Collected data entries
--*--
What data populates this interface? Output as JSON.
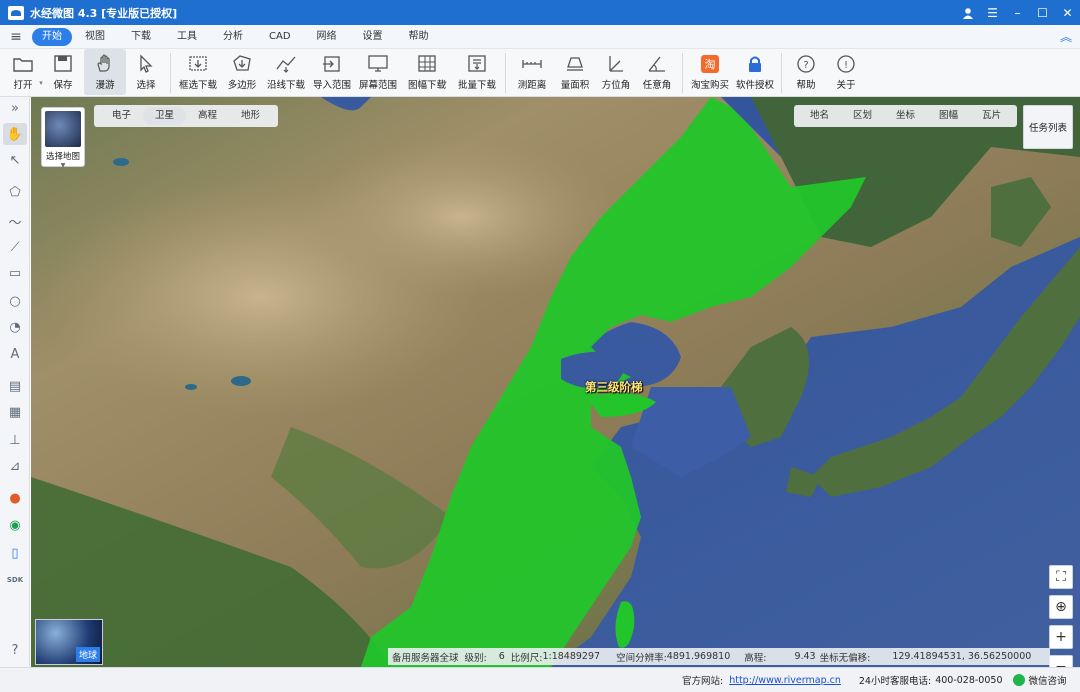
{
  "window": {
    "title": "水经微图 4.3 [专业版已授权]",
    "buttons": [
      "user-icon",
      "menu-icon",
      "minimize-icon",
      "maximize-icon",
      "close-icon"
    ]
  },
  "menu": {
    "items": [
      "开始",
      "视图",
      "下载",
      "工具",
      "分析",
      "CAD",
      "网络",
      "设置",
      "帮助"
    ],
    "active": "开始"
  },
  "toolbar": {
    "items": [
      {
        "label": "打开",
        "icon": "folder-icon",
        "dropdown": true
      },
      {
        "label": "保存",
        "icon": "save-icon"
      },
      {
        "label": "漫游",
        "icon": "hand-icon",
        "active": true
      },
      {
        "label": "选择",
        "icon": "cursor-icon"
      },
      {
        "label": "框选下载",
        "icon": "rect-download-icon"
      },
      {
        "label": "多边形",
        "icon": "polygon-download-icon"
      },
      {
        "label": "沿线下载",
        "icon": "line-download-icon"
      },
      {
        "label": "导入范围",
        "icon": "import-range-icon"
      },
      {
        "label": "屏幕范围",
        "icon": "screen-range-icon"
      },
      {
        "label": "图幅下载",
        "icon": "sheet-download-icon",
        "dropdown": true
      },
      {
        "label": "批量下载",
        "icon": "batch-download-icon"
      },
      {
        "label": "测距离",
        "icon": "measure-distance-icon"
      },
      {
        "label": "量面积",
        "icon": "measure-area-icon"
      },
      {
        "label": "方位角",
        "icon": "azimuth-icon"
      },
      {
        "label": "任意角",
        "icon": "angle-icon"
      },
      {
        "label": "淘宝购买",
        "icon": "taobao-icon"
      },
      {
        "label": "软件授权",
        "icon": "lock-icon"
      },
      {
        "label": "帮助",
        "icon": "help-icon"
      },
      {
        "label": "关于",
        "icon": "info-icon"
      }
    ]
  },
  "map": {
    "base_thumb_label": "选择地图",
    "base_tabs": [
      "电子",
      "卫星",
      "高程",
      "地形"
    ],
    "base_tabs_active": "卫星",
    "overlay_tabs": [
      "地名",
      "区划",
      "坐标",
      "图幅",
      "瓦片"
    ],
    "task_list_label": "任务列表",
    "region_label": "第三级阶梯",
    "globe_label": "地球",
    "colors": {
      "region": "#22c52a",
      "sea": "#3f5fa8",
      "land": "#8b7c58"
    }
  },
  "status": {
    "server": "备用服务器全球",
    "level_label": "级别:",
    "level": "6",
    "scale_label": "比例尺:",
    "scale": "1:18489297",
    "resolution_label": "空间分辨率:",
    "resolution": "4891.969810",
    "elevation_label": "高程:",
    "elevation": "9.43",
    "coord_label": "坐标无偏移:",
    "coords": "129.41894531, 36.56250000"
  },
  "footer": {
    "website_label": "官方网站:",
    "website": "http://www.rivermap.cn",
    "phone_label": "24小时客服电话:",
    "phone": "400-028-0050",
    "wechat": "微信咨询"
  }
}
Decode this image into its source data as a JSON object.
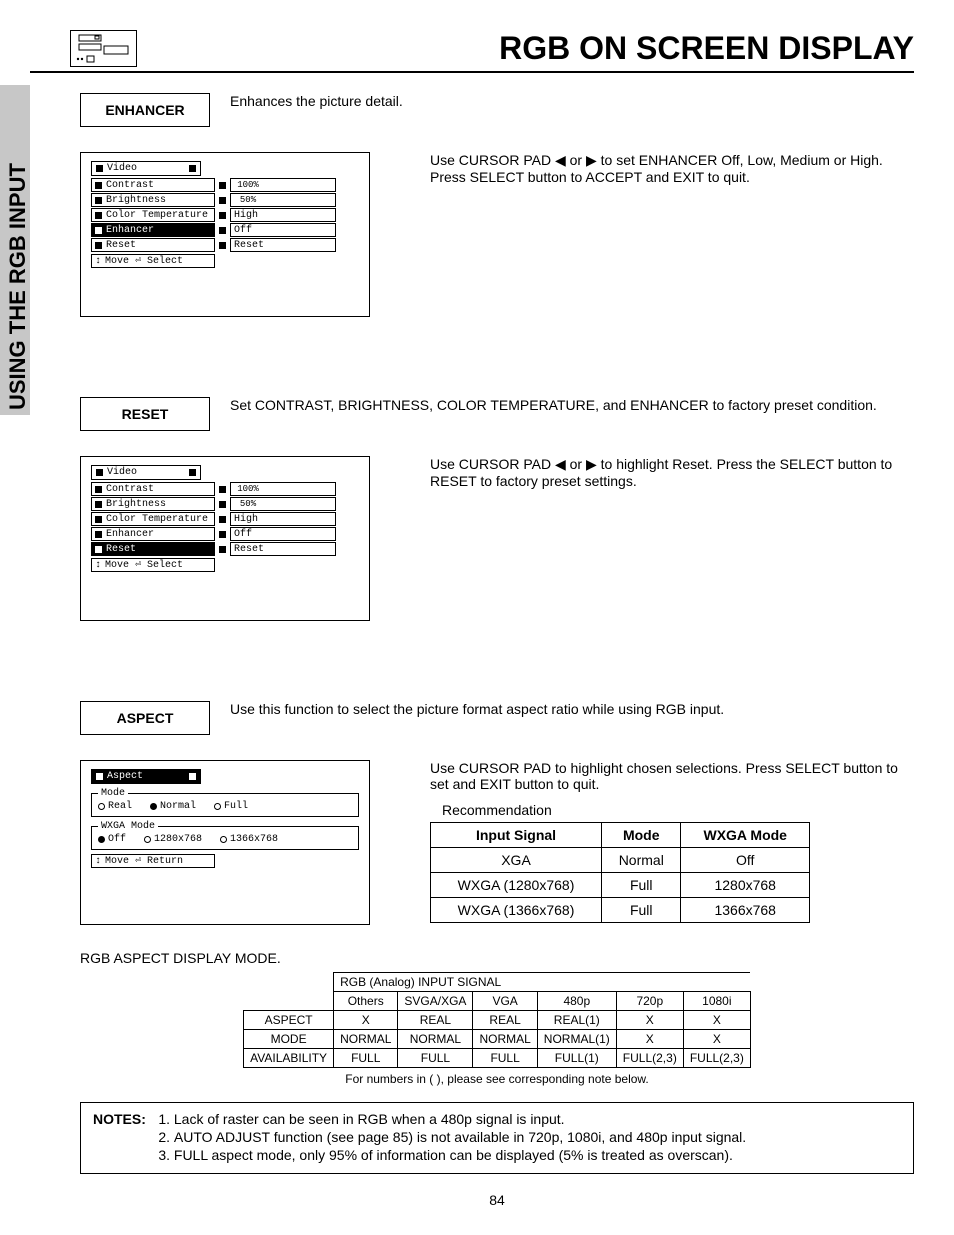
{
  "header": {
    "title": "RGB ON SCREEN DISPLAY"
  },
  "side_label": "USING THE RGB INPUT",
  "sections": {
    "enhancer": {
      "label": "ENHANCER",
      "desc": "Enhances the picture detail.",
      "instruction": "Use CURSOR PAD ◀ or ▶ to set ENHANCER Off, Low, Medium or High.  Press SELECT button to ACCEPT and EXIT to quit."
    },
    "reset": {
      "label": "RESET",
      "desc": "Set CONTRAST, BRIGHTNESS, COLOR TEMPERATURE, and ENHANCER to factory preset condition.",
      "instruction": "Use CURSOR PAD ◀ or ▶ to highlight Reset.  Press the SELECT button to RESET to factory preset settings."
    },
    "aspect": {
      "label": "ASPECT",
      "desc": "Use this function to select the picture format aspect ratio while using RGB input.",
      "instruction": "Use CURSOR PAD to highlight chosen selections.  Press SELECT button to set and EXIT button to quit."
    }
  },
  "osd_video": {
    "title": "Video",
    "items": [
      {
        "label": "Contrast",
        "value": "100%",
        "progress": 100
      },
      {
        "label": "Brightness",
        "value": "50%",
        "progress": 50
      },
      {
        "label": "Color Temperature",
        "value": "High"
      },
      {
        "label": "Enhancer",
        "value": "Off"
      },
      {
        "label": "Reset",
        "value": "Reset"
      }
    ],
    "footer": "Move ⏎ Select",
    "highlight_enhancer_index": 3,
    "highlight_reset_index": 4
  },
  "osd_aspect": {
    "title": "Aspect",
    "mode_legend": "Mode",
    "modes": [
      {
        "label": "Real",
        "checked": false
      },
      {
        "label": "Normal",
        "checked": true
      },
      {
        "label": "Full",
        "checked": false
      }
    ],
    "wxga_legend": "WXGA Mode",
    "wxga_modes": [
      {
        "label": "Off",
        "checked": true
      },
      {
        "label": "1280x768",
        "checked": false
      },
      {
        "label": "1366x768",
        "checked": false
      }
    ],
    "footer": "Move ⏎ Return"
  },
  "recommendation": {
    "heading": "Recommendation",
    "headers": [
      "Input Signal",
      "Mode",
      "WXGA Mode"
    ],
    "rows": [
      [
        "XGA",
        "Normal",
        "Off"
      ],
      [
        "WXGA (1280x768)",
        "Full",
        "1280x768"
      ],
      [
        "WXGA (1366x768)",
        "Full",
        "1366x768"
      ]
    ]
  },
  "aspect_display": {
    "heading": "RGB ASPECT DISPLAY MODE.",
    "signal_title": "RGB (Analog) INPUT SIGNAL",
    "row_labels": [
      "ASPECT",
      "MODE",
      "AVAILABILITY"
    ],
    "cols": [
      "Others",
      "SVGA/XGA",
      "VGA",
      "480p",
      "720p",
      "1080i"
    ],
    "rows": [
      [
        "X",
        "REAL",
        "REAL",
        "REAL(1)",
        "X",
        "X"
      ],
      [
        "NORMAL",
        "NORMAL",
        "NORMAL",
        "NORMAL(1)",
        "X",
        "X"
      ],
      [
        "FULL",
        "FULL",
        "FULL",
        "FULL(1)",
        "FULL(2,3)",
        "FULL(2,3)"
      ]
    ],
    "note": "For numbers in ( ), please see corresponding note below."
  },
  "notes": {
    "label": "NOTES:",
    "items": [
      "Lack of raster can be seen in RGB when a 480p signal is input.",
      "AUTO ADJUST function (see page 85) is not available in 720p, 1080i, and 480p input signal.",
      "FULL aspect mode, only 95% of information can be displayed (5% is treated as overscan)."
    ]
  },
  "page_number": "84"
}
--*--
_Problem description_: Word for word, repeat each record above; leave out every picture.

_Expected answer_:
What data populates this interface? Output as JSON.
{
  "window": {
    "title": "水经微图 4.3 [专业版已授权]",
    "buttons": [
      "user-icon",
      "menu-icon",
      "minimize-icon",
      "maximize-icon",
      "close-icon"
    ]
  },
  "menu": {
    "items": [
      "开始",
      "视图",
      "下载",
      "工具",
      "分析",
      "CAD",
      "网络",
      "设置",
      "帮助"
    ],
    "active": "开始"
  },
  "toolbar": {
    "items": [
      {
        "label": "打开",
        "icon": "folder-icon",
        "dropdown": true
      },
      {
        "label": "保存",
        "icon": "save-icon"
      },
      {
        "label": "漫游",
        "icon": "hand-icon",
        "active": true
      },
      {
        "label": "选择",
        "icon": "cursor-icon"
      },
      {
        "label": "框选下载",
        "icon": "rect-download-icon"
      },
      {
        "label": "多边形",
        "icon": "polygon-download-icon"
      },
      {
        "label": "沿线下载",
        "icon": "line-download-icon"
      },
      {
        "label": "导入范围",
        "icon": "import-range-icon"
      },
      {
        "label": "屏幕范围",
        "icon": "screen-range-icon"
      },
      {
        "label": "图幅下载",
        "icon": "sheet-download-icon",
        "dropdown": true
      },
      {
        "label": "批量下载",
        "icon": "batch-download-icon"
      },
      {
        "label": "测距离",
        "icon": "measure-distance-icon"
      },
      {
        "label": "量面积",
        "icon": "measure-area-icon"
      },
      {
        "label": "方位角",
        "icon": "azimuth-icon"
      },
      {
        "label": "任意角",
        "icon": "angle-icon"
      },
      {
        "label": "淘宝购买",
        "icon": "taobao-icon"
      },
      {
        "label": "软件授权",
        "icon": "lock-icon"
      },
      {
        "label": "帮助",
        "icon": "help-icon"
      },
      {
        "label": "关于",
        "icon": "info-icon"
      }
    ]
  },
  "map": {
    "base_thumb_label": "选择地图",
    "base_tabs": [
      "电子",
      "卫星",
      "高程",
      "地形"
    ],
    "base_tabs_active": "卫星",
    "overlay_tabs": [
      "地名",
      "区划",
      "坐标",
      "图幅",
      "瓦片"
    ],
    "task_list_label": "任务列表",
    "region_label": "第三级阶梯",
    "globe_label": "地球",
    "colors": {
      "region": "#22c52a",
      "sea": "#3f5fa8",
      "land": "#8b7c58"
    }
  },
  "status": {
    "server": "备用服务器全球",
    "level_label": "级别:",
    "level": "6",
    "scale_label": "比例尺:",
    "scale": "1:18489297",
    "resolution_label": "空间分辨率:",
    "resolution": "4891.969810",
    "elevation_label": "高程:",
    "elevation": "9.43",
    "coord_label": "坐标无偏移:",
    "coords": "129.41894531, 36.56250000"
  },
  "footer": {
    "website_label": "官方网站:",
    "website": "http://www.rivermap.cn",
    "phone_label": "24小时客服电话:",
    "phone": "400-028-0050",
    "wechat": "微信咨询"
  }
}
Decode this image into its source data as a JSON object.
{
  "header": {
    "title": "RGB ON SCREEN DISPLAY"
  },
  "side_label": "USING THE RGB INPUT",
  "sections": {
    "enhancer": {
      "label": "ENHANCER",
      "desc": "Enhances the picture detail.",
      "instruction": "Use CURSOR PAD ◀ or ▶ to set ENHANCER Off, Low, Medium or High.  Press SELECT button to ACCEPT and EXIT to quit."
    },
    "reset": {
      "label": "RESET",
      "desc": "Set CONTRAST, BRIGHTNESS, COLOR TEMPERATURE, and ENHANCER to factory preset condition.",
      "instruction": "Use CURSOR PAD ◀ or ▶ to highlight Reset.  Press the SELECT button to RESET to factory preset settings."
    },
    "aspect": {
      "label": "ASPECT",
      "desc": "Use this function to select the picture format aspect ratio while using RGB input.",
      "instruction": "Use CURSOR PAD to highlight chosen selections.  Press SELECT button to set and EXIT button to quit."
    }
  },
  "osd_video": {
    "title": "Video",
    "items": [
      {
        "label": "Contrast",
        "value": "100%",
        "progress": 100
      },
      {
        "label": "Brightness",
        "value": "50%",
        "progress": 50
      },
      {
        "label": "Color Temperature",
        "value": "High"
      },
      {
        "label": "Enhancer",
        "value": "Off"
      },
      {
        "label": "Reset",
        "value": "Reset"
      }
    ],
    "footer": "Move ⏎ Select",
    "highlight_enhancer_index": 3,
    "highlight_reset_index": 4
  },
  "osd_aspect": {
    "title": "Aspect",
    "mode_legend": "Mode",
    "modes": [
      {
        "label": "Real",
        "checked": false
      },
      {
        "label": "Normal",
        "checked": true
      },
      {
        "label": "Full",
        "checked": false
      }
    ],
    "wxga_legend": "WXGA Mode",
    "wxga_modes": [
      {
        "label": "Off",
        "checked": true
      },
      {
        "label": "1280x768",
        "checked": false
      },
      {
        "label": "1366x768",
        "checked": false
      }
    ],
    "footer": "Move ⏎ Return"
  },
  "recommendation": {
    "heading": "Recommendation",
    "headers": [
      "Input Signal",
      "Mode",
      "WXGA Mode"
    ],
    "rows": [
      [
        "XGA",
        "Normal",
        "Off"
      ],
      [
        "WXGA (1280x768)",
        "Full",
        "1280x768"
      ],
      [
        "WXGA (1366x768)",
        "Full",
        "1366x768"
      ]
    ]
  },
  "aspect_display": {
    "heading": "RGB ASPECT DISPLAY MODE.",
    "signal_title": "RGB (Analog) INPUT SIGNAL",
    "row_labels": [
      "ASPECT",
      "MODE",
      "AVAILABILITY"
    ],
    "cols": [
      "Others",
      "SVGA/XGA",
      "VGA",
      "480p",
      "720p",
      "1080i"
    ],
    "rows": [
      [
        "X",
        "REAL",
        "REAL",
        "REAL(1)",
        "X",
        "X"
      ],
      [
        "NORMAL",
        "NORMAL",
        "NORMAL",
        "NORMAL(1)",
        "X",
        "X"
      ],
      [
        "FULL",
        "FULL",
        "FULL",
        "FULL(1)",
        "FULL(2,3)",
        "FULL(2,3)"
      ]
    ],
    "note": "For numbers in ( ), please see corresponding note below."
  },
  "notes": {
    "label": "NOTES:",
    "items": [
      "Lack of raster can be seen in RGB when a 480p signal is input.",
      "AUTO ADJUST function (see page 85) is not available in 720p, 1080i, and 480p input signal.",
      "FULL aspect mode, only 95% of information can be displayed (5% is treated as overscan)."
    ]
  },
  "page_number": "84"
}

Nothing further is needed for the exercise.